## Dataset excerpts
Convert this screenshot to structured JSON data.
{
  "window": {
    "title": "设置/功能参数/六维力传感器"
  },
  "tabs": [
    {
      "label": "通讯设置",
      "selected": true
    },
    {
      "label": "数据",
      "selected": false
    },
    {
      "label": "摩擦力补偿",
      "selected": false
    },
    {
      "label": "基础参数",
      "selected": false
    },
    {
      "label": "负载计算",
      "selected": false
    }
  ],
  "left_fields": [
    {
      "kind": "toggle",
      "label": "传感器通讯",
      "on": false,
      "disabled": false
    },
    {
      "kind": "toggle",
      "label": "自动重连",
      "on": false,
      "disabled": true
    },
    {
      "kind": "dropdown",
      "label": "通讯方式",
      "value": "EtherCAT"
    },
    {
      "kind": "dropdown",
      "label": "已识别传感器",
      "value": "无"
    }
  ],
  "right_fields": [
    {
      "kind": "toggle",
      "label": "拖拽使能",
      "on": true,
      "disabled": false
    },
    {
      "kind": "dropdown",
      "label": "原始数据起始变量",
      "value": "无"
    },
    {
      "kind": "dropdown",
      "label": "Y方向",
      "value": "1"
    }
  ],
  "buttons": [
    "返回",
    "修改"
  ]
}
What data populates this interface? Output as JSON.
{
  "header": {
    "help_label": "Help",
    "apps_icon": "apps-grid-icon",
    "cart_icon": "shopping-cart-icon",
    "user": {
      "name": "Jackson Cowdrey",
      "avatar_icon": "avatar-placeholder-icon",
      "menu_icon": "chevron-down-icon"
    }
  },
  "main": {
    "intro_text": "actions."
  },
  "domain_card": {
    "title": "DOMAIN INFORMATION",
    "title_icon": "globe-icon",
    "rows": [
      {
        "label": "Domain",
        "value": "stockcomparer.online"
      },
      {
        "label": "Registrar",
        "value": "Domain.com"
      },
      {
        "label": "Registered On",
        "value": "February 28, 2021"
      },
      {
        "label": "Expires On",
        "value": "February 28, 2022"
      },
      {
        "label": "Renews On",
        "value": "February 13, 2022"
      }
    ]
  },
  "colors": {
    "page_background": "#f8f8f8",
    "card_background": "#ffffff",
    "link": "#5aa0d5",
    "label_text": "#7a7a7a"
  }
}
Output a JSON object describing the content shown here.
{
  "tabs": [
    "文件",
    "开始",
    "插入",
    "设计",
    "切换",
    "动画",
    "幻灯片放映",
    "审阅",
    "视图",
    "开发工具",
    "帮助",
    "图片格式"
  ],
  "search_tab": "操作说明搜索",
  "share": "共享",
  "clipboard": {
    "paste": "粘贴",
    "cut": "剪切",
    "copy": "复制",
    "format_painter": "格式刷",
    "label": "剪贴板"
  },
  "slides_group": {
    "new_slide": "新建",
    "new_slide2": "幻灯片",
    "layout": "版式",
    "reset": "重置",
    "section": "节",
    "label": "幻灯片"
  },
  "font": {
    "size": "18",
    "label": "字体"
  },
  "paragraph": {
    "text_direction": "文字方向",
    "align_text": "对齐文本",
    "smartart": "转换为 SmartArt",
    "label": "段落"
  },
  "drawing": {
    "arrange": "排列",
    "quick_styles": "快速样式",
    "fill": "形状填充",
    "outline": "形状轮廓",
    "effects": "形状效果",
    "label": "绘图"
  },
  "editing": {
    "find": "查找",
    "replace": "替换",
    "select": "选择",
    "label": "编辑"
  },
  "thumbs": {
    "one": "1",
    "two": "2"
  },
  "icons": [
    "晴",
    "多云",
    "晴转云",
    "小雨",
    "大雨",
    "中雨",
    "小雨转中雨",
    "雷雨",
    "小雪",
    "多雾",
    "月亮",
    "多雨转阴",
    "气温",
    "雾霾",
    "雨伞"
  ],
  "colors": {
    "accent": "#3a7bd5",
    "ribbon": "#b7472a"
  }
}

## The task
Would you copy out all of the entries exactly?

## Response
Convert this screenshot to structured JSON data.
{
  "window": {
    "title": "设置/功能参数/六维力传感器"
  },
  "tabs": [
    {
      "label": "通讯设置",
      "selected": true
    },
    {
      "label": "数据",
      "selected": false
    },
    {
      "label": "摩擦力补偿",
      "selected": false
    },
    {
      "label": "基础参数",
      "selected": false
    },
    {
      "label": "负载计算",
      "selected": false
    }
  ],
  "left_fields": [
    {
      "kind": "toggle",
      "label": "传感器通讯",
      "on": false,
      "disabled": false
    },
    {
      "kind": "toggle",
      "label": "自动重连",
      "on": false,
      "disabled": true
    },
    {
      "kind": "dropdown",
      "label": "通讯方式",
      "value": "EtherCAT"
    },
    {
      "kind": "dropdown",
      "label": "已识别传感器",
      "value": "无"
    }
  ],
  "right_fields": [
    {
      "kind": "toggle",
      "label": "拖拽使能",
      "on": true,
      "disabled": false
    },
    {
      "kind": "dropdown",
      "label": "原始数据起始变量",
      "value": "无"
    },
    {
      "kind": "dropdown",
      "label": "Y方向",
      "value": "1"
    }
  ],
  "buttons": [
    "返回",
    "修改"
  ]
}
What data populates this interface? Output as JSON.
{
  "header": {
    "help_label": "Help",
    "apps_icon": "apps-grid-icon",
    "cart_icon": "shopping-cart-icon",
    "user": {
      "name": "Jackson Cowdrey",
      "avatar_icon": "avatar-placeholder-icon",
      "menu_icon": "chevron-down-icon"
    }
  },
  "main": {
    "intro_text": "actions."
  },
  "domain_card": {
    "title": "DOMAIN INFORMATION",
    "title_icon": "globe-icon",
    "rows": [
      {
        "label": "Domain",
        "value": "stockcomparer.online"
      },
      {
        "label": "Registrar",
        "value": "Domain.com"
      },
      {
        "label": "Registered On",
        "value": "February 28, 2021"
      },
      {
        "label": "Expires On",
        "value": "February 28, 2022"
      },
      {
        "label": "Renews On",
        "value": "February 13, 2022"
      }
    ]
  },
  "colors": {
    "page_background": "#f8f8f8",
    "card_background": "#ffffff",
    "link": "#5aa0d5",
    "label_text": "#7a7a7a"
  }
}
Output a JSON object describing the content shown here.
{
  "tabs": [
    "文件",
    "开始",
    "插入",
    "设计",
    "切换",
    "动画",
    "幻灯片放映",
    "审阅",
    "视图",
    "开发工具",
    "帮助",
    "图片格式"
  ],
  "search_tab": "操作说明搜索",
  "share": "共享",
  "clipboard": {
    "paste": "粘贴",
    "cut": "剪切",
    "copy": "复制",
    "format_painter": "格式刷",
    "label": "剪贴板"
  },
  "slides_group": {
    "new_slide": "新建",
    "new_slide2": "幻灯片",
    "layout": "版式",
    "reset": "重置",
    "section": "节",
    "label": "幻灯片"
  },
  "font": {
    "size": "18",
    "label": "字体"
  },
  "paragraph": {
    "text_direction": "文字方向",
    "align_text": "对齐文本",
    "smartart": "转换为 SmartArt",
    "label": "段落"
  },
  "drawing": {
    "arrange": "排列",
    "quick_styles": "快速样式",
    "fill": "形状填充",
    "outline": "形状轮廓",
    "effects": "形状效果",
    "label": "绘图"
  },
  "editing": {
    "find": "查找",
    "replace": "替换",
    "select": "选择",
    "label": "编辑"
  },
  "thumbs": {
    "one": "1",
    "two": "2"
  },
  "icons": [
    "晴",
    "多云",
    "晴转云",
    "小雨",
    "大雨",
    "中雨",
    "小雨转中雨",
    "雷雨",
    "小雪",
    "多雾",
    "月亮",
    "多雨转阴",
    "气温",
    "雾霾",
    "雨伞"
  ],
  "colors": {
    "accent": "#3a7bd5",
    "ribbon": "#b7472a"
  }
}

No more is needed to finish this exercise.